━━ RECORDS FOR THE EXERCISE ━━
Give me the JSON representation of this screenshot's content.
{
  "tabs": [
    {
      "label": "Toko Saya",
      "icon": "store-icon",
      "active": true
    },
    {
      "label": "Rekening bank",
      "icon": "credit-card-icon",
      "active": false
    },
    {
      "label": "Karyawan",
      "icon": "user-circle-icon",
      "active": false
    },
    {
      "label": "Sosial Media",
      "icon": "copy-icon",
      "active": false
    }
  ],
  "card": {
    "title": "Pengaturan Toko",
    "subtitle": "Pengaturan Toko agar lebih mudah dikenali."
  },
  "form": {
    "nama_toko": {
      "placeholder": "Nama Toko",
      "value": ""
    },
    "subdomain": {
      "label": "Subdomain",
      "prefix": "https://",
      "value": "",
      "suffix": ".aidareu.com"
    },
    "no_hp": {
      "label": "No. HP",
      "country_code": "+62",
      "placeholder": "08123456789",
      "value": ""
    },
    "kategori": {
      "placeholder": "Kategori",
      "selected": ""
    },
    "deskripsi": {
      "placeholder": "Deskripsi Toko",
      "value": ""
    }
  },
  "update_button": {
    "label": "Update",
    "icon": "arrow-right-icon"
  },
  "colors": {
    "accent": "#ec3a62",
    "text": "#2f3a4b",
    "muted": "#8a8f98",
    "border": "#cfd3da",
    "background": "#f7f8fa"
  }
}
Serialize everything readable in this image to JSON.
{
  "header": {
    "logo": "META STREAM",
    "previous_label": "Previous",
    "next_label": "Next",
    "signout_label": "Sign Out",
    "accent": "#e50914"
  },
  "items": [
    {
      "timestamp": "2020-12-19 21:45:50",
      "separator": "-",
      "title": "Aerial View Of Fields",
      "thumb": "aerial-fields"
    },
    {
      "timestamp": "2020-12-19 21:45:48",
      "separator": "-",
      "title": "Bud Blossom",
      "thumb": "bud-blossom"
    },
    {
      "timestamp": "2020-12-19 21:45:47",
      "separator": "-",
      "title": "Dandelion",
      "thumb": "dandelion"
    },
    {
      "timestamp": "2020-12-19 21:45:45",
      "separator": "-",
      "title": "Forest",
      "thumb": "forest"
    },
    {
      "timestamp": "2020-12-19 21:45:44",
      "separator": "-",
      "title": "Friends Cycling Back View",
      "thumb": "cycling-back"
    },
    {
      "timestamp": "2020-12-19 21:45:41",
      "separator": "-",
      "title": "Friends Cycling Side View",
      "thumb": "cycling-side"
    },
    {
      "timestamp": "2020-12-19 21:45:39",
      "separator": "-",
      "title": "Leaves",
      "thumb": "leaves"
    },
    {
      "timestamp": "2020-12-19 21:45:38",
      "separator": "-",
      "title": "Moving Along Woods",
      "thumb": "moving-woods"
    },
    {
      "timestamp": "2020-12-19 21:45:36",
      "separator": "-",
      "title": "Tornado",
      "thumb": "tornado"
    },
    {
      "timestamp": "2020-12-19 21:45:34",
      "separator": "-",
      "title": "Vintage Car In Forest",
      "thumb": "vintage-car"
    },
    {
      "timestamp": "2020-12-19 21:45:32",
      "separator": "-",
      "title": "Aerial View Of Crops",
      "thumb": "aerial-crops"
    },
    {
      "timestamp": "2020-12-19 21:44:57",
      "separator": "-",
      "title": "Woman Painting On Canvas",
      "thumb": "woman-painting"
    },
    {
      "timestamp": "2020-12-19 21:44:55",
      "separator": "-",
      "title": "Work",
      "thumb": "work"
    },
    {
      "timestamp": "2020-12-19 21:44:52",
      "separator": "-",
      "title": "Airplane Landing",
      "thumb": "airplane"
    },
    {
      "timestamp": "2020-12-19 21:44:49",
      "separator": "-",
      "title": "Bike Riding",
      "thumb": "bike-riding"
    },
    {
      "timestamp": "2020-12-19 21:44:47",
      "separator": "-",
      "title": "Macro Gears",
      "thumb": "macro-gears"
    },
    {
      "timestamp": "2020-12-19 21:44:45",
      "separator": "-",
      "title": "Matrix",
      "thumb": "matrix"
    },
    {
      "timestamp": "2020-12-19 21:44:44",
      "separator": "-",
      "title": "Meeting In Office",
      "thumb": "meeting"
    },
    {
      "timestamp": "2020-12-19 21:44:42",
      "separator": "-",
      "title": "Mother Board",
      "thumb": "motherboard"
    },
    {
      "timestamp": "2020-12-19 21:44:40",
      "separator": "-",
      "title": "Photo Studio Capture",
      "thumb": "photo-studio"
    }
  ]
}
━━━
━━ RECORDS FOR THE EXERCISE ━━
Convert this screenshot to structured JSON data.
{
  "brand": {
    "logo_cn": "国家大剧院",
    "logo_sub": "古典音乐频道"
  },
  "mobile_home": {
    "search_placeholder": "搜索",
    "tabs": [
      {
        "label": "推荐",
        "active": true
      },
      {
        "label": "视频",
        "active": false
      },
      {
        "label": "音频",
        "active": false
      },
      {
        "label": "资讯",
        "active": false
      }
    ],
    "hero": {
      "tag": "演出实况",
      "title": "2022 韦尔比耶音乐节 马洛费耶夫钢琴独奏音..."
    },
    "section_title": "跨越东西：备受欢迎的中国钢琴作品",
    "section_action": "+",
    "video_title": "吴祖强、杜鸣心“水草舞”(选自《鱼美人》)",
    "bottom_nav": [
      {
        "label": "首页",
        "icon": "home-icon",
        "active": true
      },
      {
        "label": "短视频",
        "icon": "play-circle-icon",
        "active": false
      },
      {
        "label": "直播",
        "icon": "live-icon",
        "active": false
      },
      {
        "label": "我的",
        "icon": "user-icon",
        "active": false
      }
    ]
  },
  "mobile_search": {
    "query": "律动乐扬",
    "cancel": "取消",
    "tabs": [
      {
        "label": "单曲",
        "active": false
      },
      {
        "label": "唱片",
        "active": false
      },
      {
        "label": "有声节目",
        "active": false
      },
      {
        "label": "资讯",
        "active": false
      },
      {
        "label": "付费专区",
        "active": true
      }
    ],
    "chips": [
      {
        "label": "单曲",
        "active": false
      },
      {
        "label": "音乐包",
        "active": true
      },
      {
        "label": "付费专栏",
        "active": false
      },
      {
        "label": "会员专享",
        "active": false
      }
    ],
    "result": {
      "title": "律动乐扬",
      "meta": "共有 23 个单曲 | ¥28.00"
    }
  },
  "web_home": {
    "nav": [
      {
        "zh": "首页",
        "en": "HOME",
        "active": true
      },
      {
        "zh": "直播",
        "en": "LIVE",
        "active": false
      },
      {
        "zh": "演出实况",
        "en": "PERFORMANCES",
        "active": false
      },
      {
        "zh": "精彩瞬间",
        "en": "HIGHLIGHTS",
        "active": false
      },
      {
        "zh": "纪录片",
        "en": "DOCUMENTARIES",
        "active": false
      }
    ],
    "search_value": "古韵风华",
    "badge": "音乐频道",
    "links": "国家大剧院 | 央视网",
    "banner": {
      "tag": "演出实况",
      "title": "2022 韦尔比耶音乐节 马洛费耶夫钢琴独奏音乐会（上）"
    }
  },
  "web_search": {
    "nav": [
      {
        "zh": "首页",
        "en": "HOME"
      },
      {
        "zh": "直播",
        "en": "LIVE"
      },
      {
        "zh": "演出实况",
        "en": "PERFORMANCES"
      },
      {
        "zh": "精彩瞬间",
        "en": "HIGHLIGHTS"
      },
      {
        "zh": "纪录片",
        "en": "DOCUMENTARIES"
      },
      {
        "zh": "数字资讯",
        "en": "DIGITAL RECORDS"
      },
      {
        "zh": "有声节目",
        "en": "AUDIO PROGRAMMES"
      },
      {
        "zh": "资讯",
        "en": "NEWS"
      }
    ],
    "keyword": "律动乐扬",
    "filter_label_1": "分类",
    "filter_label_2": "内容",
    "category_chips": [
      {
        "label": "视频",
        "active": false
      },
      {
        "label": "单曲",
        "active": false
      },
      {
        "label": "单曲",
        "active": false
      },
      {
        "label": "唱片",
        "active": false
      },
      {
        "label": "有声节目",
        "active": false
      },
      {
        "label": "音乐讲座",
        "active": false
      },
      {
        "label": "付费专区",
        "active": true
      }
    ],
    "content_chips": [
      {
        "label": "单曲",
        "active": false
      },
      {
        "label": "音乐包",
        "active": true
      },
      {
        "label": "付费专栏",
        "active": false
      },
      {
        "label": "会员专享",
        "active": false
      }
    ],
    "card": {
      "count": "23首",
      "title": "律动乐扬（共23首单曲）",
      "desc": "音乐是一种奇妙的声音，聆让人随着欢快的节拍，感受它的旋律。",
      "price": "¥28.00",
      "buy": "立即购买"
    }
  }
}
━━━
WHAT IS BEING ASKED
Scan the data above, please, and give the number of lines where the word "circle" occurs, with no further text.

RESPONSE TO THE EXERCISE
2